I'm sure my custom ROMs played some games to disguise the traffic, but at least on AT&T it seemed to work without a hitch.


I used to have the old AT&T unlimited plan. A few years ago, they cancelled it due to tethering. I called in to complain, as I know how to tether “illegally”, but hadn’t been doing it. Eventually realized that I’d connected my phone to my mother in-laws new Jeep Grand Cherokee, and the Jeep must have been making IP connections through my phone. Just to spite AT&T, I switched to Verizon.


The actual answer nobody is giving:

Q: How can phone companies detect tethering?

A: by working with Google and Apple to inject code in android and IOS to serve that purpose.


I don't think it works anymore, but it used to be that you could get around tether-blocking in MetroPCS by simply setting your user-agent string to Chrome Android; they moved to something more clever because I guess enough dorks like me figured it out.


After several years of good service, I was accused by my telco (Cricket) of tethering without paying the special fee and my phone was disabled. Found this out in the middle of a trip.

The thing is, my plan did not require the extra fee when I signed up, and so that had been grandfathered in.

When the telco does this, you can switch to another one, but you cannot port your number. This would be like the postal service owning your street address. If they took a dislike to you, they could prevent you from using the address!


One thing others haven't mentioned is DNS. If your phone is trying to lookup Windows Update it's a surefire way of knowing this didn't originate in the phone.

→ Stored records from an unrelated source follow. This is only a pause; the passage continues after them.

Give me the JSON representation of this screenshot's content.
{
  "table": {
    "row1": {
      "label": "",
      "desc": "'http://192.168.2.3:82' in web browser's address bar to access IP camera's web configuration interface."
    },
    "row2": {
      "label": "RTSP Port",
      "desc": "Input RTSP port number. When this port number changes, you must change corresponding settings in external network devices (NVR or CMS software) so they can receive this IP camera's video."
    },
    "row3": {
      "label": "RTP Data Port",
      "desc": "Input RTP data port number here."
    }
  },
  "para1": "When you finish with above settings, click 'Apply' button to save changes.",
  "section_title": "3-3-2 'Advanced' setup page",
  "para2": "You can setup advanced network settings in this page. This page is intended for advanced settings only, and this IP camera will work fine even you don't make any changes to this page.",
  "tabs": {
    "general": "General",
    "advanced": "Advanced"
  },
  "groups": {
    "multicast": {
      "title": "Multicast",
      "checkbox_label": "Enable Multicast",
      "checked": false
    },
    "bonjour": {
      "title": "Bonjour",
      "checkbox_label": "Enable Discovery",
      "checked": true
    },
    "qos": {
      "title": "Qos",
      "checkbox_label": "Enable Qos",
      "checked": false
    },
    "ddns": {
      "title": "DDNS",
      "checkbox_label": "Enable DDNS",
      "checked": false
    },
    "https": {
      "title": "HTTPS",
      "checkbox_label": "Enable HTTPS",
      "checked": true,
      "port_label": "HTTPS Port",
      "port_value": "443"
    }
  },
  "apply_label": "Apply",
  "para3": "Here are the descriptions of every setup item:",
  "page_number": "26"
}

Windows 10 Mobile is still receiving Windows updates for another five months!


I never had this issue in EU. Is there a common EU mandate that prohibits carriers to discriminate tethered or untethered traffic?


One of my previous providers was literally looking at the browser user-agent header. If I just connected as normal via my phone, I was blocked very quickly. If I used developer tools in Chrome to pretend to be an iPhone or Android, it worked without complaint.

I'm not sure there is much else with which the network can tell is there?


I don't necessarily understand it, but for my Samsung note 8, I used a settings/flag editor and added 'DUN' to my LTE settings and was able to turn on Tethering, whereas normally, it would turn itself off after enabling "mobile hotspot".


My carrier started blocking requests from my tethered computer if they are made through a VPN ... that doesn't seem like it obviously fits into any category? Any guesses as to how they can do that?


Time to start blocking their requests to your bank account.

As to why they’re doing that I have no idea, I guess they want to see your traffic in the clear and so block most VPN protocols (though you should be able to get a TLS-based VPN working over port 443 as it’ll look like standard HTTPS).


My VPN is definitely going over 443, so I'm not sure what's happening. It looks like the VPN handshake stuff completes successfully though.


At the turn of this year, my provider started blocking requests made through a VPN. Boo


Yeah, I recently had to change TTL on my laptop to 65 to avoid tethering fees.


Set your ttl lower than your phones or 1 higher


If mobile ISP is snooping on your traffic and violates net neutrality by forbidding tethering and the like, just use a VPN.


Despite the downvotes this is not an unreasonable suggestion. However this would only work if the tether/hotspot traffic were tunneled opaquely down the VPN. But I suspect that isn't the case (the phone vendor owns the VPN client and associated kernel networking, and arranges to not tunnel the proxied traffic).


Use a phone where you can install an open OS that you control. It's ridiculous, if the phone is actively preventing you from setting up networking the way you need it.

You can also use some simple ssh forwarding from the phone (like SOCKS5) even if VPN is not available. ISP won't be able to differentiate that from other traffic.


A VPN solves it.


Ttl




Guidelines | FAQ | Support | API | Security | Lists | Bookmarklet | Legal | Apply to YC | Contact

Search: